▶ TASK INSTRUCTIONS
Set every record down again, exactly and completely.

▶ PROVIDED DATA

=== Begin Enclosure ===

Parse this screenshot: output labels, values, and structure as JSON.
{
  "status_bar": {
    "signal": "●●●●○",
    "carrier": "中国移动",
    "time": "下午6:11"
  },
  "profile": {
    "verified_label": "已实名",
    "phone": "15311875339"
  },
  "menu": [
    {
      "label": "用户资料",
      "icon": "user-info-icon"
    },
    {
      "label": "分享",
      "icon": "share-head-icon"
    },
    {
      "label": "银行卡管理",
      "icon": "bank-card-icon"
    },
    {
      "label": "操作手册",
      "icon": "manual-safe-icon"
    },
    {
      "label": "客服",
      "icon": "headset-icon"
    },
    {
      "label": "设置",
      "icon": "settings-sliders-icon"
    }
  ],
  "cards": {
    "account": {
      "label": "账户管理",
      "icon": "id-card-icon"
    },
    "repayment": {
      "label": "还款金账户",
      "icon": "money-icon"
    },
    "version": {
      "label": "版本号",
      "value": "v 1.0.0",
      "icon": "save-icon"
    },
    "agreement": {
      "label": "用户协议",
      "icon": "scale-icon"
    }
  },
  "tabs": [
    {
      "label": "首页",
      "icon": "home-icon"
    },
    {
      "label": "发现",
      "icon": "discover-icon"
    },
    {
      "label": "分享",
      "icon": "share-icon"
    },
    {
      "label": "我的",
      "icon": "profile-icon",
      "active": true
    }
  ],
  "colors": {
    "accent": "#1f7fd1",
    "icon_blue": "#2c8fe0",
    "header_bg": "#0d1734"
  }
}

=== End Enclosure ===

▶ TASK ANSWER
Parse this screenshot: output labels, values, and structure as JSON.
{
  "status_bar": {
    "signal": "●●●●○",
    "carrier": "中国移动",
    "time": "下午6:11"
  },
  "profile": {
    "verified_label": "已实名",
    "phone": "15311875339"
  },
  "menu": [
    {
      "label": "用户资料",
      "icon": "user-info-icon"
    },
    {
      "label": "分享",
      "icon": "share-head-icon"
    },
    {
      "label": "银行卡管理",
      "icon": "bank-card-icon"
    },
    {
      "label": "操作手册",
      "icon": "manual-safe-icon"
    },
    {
      "label": "客服",
      "icon": "headset-icon"
    },
    {
      "label": "设置",
      "icon": "settings-sliders-icon"
    }
  ],
  "cards": {
    "account": {
      "label": "账户管理",
      "icon": "id-card-icon"
    },
    "repayment": {
      "label": "还款金账户",
      "icon": "money-icon"
    },
    "version": {
      "label": "版本号",
      "value": "v 1.0.0",
      "icon": "save-icon"
    },
    "agreement": {
      "label": "用户协议",
      "icon": "scale-icon"
    }
  },
  "tabs": [
    {
      "label": "首页",
      "icon": "home-icon"
    },
    {
      "label": "发现",
      "icon": "discover-icon"
    },
    {
      "label": "分享",
      "icon": "share-icon"
    },
    {
      "label": "我的",
      "icon": "profile-icon",
      "active": true
    }
  ],
  "colors": {
    "accent": "#1f7fd1",
    "icon_blue": "#2c8fe0",
    "header_bg": "#0d1734"
  }
}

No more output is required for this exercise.